We use Microsoft PPTP as our VPN solution at work. Although PPTP is not robust as a IPSEC based vpn, it is a lot easier to deploy and maintain. The biggest advantage is that most of the Microsoft OS’s (Windows 2000, XP, 98) have PPTP clients built into the OS. With IPSec, one has to deploy client software to the workstations. Recently SSL VPN‘s have made strides in the remote connectivity market and are even easier to maintain.. but that is for another post.
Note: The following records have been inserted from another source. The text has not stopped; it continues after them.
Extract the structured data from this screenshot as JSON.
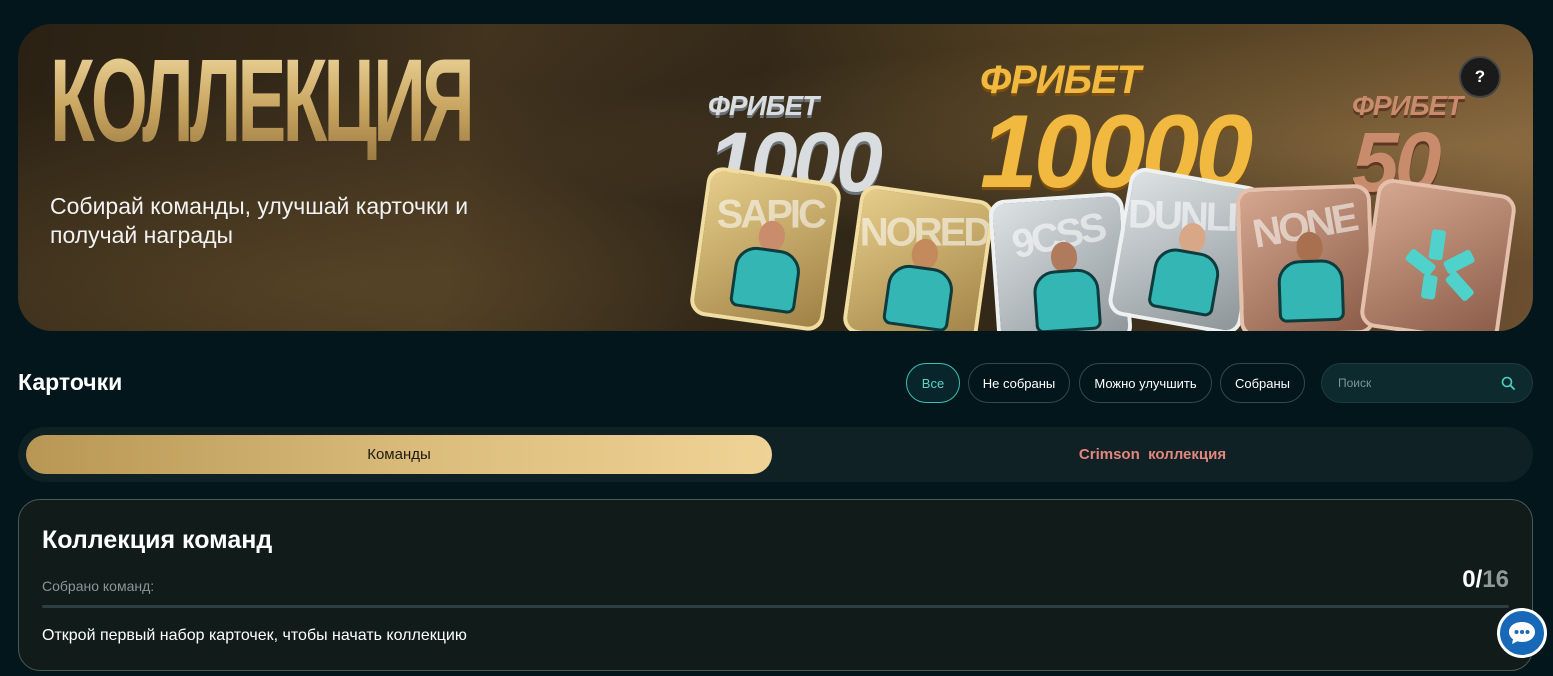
{
  "hero": {
    "title": "КОЛЛЕКЦИЯ",
    "subtitle": "Собирай команды, улучшай карточки и получай награды",
    "help_label": "?",
    "prizes": [
      {
        "label": "ФРИБЕТ",
        "amount": "1000"
      },
      {
        "label": "ФРИБЕТ",
        "amount": "10000"
      },
      {
        "label": "ФРИБЕТ",
        "amount": "50"
      }
    ],
    "cards": [
      {
        "name": "SAPIC",
        "tier": "gold"
      },
      {
        "name": "NORED",
        "tier": "gold"
      },
      {
        "name": "9CSS",
        "tier": "silver"
      },
      {
        "name": "DUNLIS",
        "tier": "silver"
      },
      {
        "name": "NONE",
        "tier": "bronze"
      },
      {
        "name": "",
        "tier": "bronze",
        "icon": "team-logo-icon"
      }
    ]
  },
  "cards_section": {
    "title": "Карточки",
    "filters": [
      "Все",
      "Не собраны",
      "Можно улучшить",
      "Собраны"
    ],
    "active_filter": "Все",
    "search_placeholder": "Поиск"
  },
  "tabs": {
    "items": [
      "Команды",
      "Crimson  коллекция"
    ],
    "active": "Команды"
  },
  "collection": {
    "title": "Коллекция команд",
    "collected_label": "Собрано команд:",
    "collected": "0",
    "separator": "/",
    "total": "16",
    "progress": 0,
    "hint": "Открой первый набор карточек, чтобы начать коллекцию"
  },
  "colors": {
    "background": "#03161c",
    "accent": "#3cbfb2",
    "gold": "#dcbd7c",
    "crimson": "#e2867e"
  },
  "icons": {
    "search": "search-icon",
    "help": "question-icon",
    "chat": "chat-icon"
  }
}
We had a very interesting problem with remote users trying access hosts/URLs in our network recently. We have several nodes in the network, which we publish on external and internal DNS. So users on the internal network would access the node via the internal IP address and get access to privileged areas, while public users accessing the node would be restricted to only some areas of the site. Users connecting to the office network via VPN were being directed to the external address even though their VPN was configured to use the remote gateway as the default gateway. This in theory should direct all traffic to the internal network. We scratched our heads for a while 🙂 and during the troubleshooting session discovered that the DNS of the node was resolving to the external IP address. So the workstation was using the DNS server provided by the ethernet interface rather than the PPTP interface!!!.. How do we solve this?? Well Google, to the rescue and we find this obscure article on Mircrosoft’s website, which tells you how to change the bind order of the network interfaces so that the PPTP interface is used by default. Since this is a registry change, we have to figure out a way to push this out to the workstations. But that is a story for another post :)..